Finally, with relatively strong and equitably distributed economic growth, Vietnam’s rapidly expanding domestic middle class is contributing to accelerated growth in domestic consumer demand. Increasing domestic demand will gradually reduce past dependence on international trade as the primary engine of growth.
Given these positive elements, the prospects for Vietnam to return to strong sustained improvements in living standards over the 2021-2025 period are promising. While Vietnamese businesses will continue to face pressures to restructure and adapt, Vietnam is likely to emerge from the current global downturn with an even more competitive and productive economy by 2025. Nevertheless, ongoing support will likely be needed by those most adversely impacted by ongoing economic restructuring.
Risks and possible responses
Some of the biggest risks to economic outcomes are global factors beyond Vietnam’s direct control. These risks include slower than expected global recovery from the pandemic, the impacts of climate change, the potential negative impacts of international anti-globalisation campaigns, and growing protectionism in some countries, and potential instability in major markets. The economic recession and rising unemployment in 2020 have also exacerbated global concerns about the impacts of climate change, technology, automation/job loss, digital economy, low returns on savings, economic inequality, and rising debt. While these concerns undermine consumer and investor confidence, growing public pressures should ensure more concrete international actions to address these challenges.
Immediate domestic challenges include sustaining success in containing the COVID-19 virus, the roll out of a vaccination programme as soon as possible, and seeking further opportunities to reduce the potential for contagion in the workplace and elsewhere. Success in these areas may provide opportunities to begin relaxing restrictions on the movement of people into Vietnam. Ongoing public engagement on these issues remains an important priority.

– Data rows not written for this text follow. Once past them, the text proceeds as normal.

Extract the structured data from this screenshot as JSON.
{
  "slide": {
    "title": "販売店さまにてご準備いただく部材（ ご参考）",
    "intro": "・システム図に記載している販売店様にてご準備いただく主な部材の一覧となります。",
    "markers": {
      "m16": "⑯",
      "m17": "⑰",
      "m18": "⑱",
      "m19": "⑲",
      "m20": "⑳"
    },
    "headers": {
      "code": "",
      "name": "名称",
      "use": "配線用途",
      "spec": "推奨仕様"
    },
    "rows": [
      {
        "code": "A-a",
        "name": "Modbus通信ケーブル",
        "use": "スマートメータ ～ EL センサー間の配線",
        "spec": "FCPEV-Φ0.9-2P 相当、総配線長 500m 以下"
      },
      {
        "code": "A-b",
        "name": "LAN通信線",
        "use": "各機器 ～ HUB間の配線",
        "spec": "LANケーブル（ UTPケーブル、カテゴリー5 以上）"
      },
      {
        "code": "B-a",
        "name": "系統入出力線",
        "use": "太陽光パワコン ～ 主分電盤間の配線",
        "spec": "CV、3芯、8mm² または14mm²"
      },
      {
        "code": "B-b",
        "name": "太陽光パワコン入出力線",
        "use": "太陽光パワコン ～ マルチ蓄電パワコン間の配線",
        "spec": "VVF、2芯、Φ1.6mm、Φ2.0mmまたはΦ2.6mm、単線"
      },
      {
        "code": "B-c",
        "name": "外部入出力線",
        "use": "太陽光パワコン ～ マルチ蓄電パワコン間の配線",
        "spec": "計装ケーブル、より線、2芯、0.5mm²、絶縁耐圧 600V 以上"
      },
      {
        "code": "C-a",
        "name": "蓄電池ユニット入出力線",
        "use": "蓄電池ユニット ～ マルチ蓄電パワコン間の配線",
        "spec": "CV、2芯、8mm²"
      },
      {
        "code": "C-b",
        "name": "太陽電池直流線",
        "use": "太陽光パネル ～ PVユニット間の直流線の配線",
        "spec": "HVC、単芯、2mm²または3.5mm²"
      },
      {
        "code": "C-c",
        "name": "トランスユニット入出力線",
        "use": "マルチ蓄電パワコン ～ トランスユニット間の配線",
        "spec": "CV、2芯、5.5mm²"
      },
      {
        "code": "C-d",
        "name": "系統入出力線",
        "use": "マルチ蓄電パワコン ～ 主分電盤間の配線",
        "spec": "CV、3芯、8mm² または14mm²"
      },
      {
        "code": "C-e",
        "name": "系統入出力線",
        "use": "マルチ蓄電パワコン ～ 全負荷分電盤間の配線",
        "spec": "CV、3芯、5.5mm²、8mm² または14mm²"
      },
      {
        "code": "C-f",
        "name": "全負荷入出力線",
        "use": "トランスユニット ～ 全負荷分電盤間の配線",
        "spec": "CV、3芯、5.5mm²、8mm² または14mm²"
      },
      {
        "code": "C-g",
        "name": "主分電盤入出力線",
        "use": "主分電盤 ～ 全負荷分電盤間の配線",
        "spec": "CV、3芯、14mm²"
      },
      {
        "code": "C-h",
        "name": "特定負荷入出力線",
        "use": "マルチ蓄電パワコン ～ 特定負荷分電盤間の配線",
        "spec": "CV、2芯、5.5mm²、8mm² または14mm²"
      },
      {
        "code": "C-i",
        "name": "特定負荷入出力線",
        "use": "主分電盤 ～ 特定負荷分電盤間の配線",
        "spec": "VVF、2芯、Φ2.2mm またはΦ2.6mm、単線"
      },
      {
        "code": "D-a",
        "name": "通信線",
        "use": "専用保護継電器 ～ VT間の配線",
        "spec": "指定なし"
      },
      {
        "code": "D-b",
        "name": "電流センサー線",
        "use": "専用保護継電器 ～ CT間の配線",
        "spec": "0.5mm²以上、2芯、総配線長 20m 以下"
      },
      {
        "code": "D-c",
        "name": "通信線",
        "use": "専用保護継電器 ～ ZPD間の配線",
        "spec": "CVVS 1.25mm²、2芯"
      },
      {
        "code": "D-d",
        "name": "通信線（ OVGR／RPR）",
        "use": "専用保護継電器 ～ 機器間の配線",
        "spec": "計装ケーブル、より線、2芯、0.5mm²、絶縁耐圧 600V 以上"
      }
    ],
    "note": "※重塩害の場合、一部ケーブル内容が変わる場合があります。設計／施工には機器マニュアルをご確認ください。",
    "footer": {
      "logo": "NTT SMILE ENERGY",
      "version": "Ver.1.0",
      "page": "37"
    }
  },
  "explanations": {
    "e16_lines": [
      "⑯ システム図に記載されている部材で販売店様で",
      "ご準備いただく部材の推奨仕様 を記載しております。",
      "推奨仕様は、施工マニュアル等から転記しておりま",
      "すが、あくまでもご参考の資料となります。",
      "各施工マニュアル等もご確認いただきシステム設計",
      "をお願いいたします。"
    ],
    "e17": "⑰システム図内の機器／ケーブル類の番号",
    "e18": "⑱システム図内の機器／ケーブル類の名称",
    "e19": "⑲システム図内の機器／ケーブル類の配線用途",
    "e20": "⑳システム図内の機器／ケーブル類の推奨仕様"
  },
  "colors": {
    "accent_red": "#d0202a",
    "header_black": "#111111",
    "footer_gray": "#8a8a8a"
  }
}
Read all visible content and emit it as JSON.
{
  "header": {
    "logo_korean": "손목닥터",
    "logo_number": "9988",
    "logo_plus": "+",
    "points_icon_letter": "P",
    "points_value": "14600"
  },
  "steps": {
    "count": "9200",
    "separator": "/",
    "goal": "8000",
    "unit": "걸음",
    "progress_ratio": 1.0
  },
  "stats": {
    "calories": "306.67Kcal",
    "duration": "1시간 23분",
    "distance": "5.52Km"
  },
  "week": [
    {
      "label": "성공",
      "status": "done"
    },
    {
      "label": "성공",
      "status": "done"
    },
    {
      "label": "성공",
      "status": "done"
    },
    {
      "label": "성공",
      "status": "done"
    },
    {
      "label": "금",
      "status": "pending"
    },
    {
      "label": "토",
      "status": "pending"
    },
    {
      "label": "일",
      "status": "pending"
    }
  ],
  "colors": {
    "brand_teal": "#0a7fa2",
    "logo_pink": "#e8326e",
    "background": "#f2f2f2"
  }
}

It will also be important to continue monitoring the impact of economic change on employment, income, and business investment in different sectors. Further reforms and/or public support may be needed to facilitate the movement of workers out of industries adversely affected by ongoing economic restructuring and changes driven by the Fourth Industrial Revolution; continue improving the business environment to encourage sustained and equitable employment and income growth; continue efforts to reduce the risks of contagion in economic activities, and; build on recent success in reducing bottlenecks to efficient public investment and expenditure to further help stimulate business investment, employment growth, and improved living environments.
At the same time, better environmental management is an increasingly critical issue for the wellbeing of society, and also for attracting and retaining the best national and international expertise in national growth centres. There is also need for a renewed focus on building market institutions and an effective regulatory environment that encourages fair, equitable, and sustainable development. Finally, maintaining macroeconomic stability will be even more challenging given the need for increased spending to ameliorate the negative impacts of the COVID-19 pandemic.
While the pandemic continues to negatively impact global and Vietnamese economic growth prospects, international progress with rolling out vaccination programmes should mean that the worst impacts will soon be over. With ongoing domestic economic restructuring, new policies being introduced to help stimulate business investment and employment, and recent strong private sector performance, Vietnam is expected to emerge from the pandemic in a relatively better economic situation than most countries and will help ensure strong improvements in living standards over the 2021-2025 period.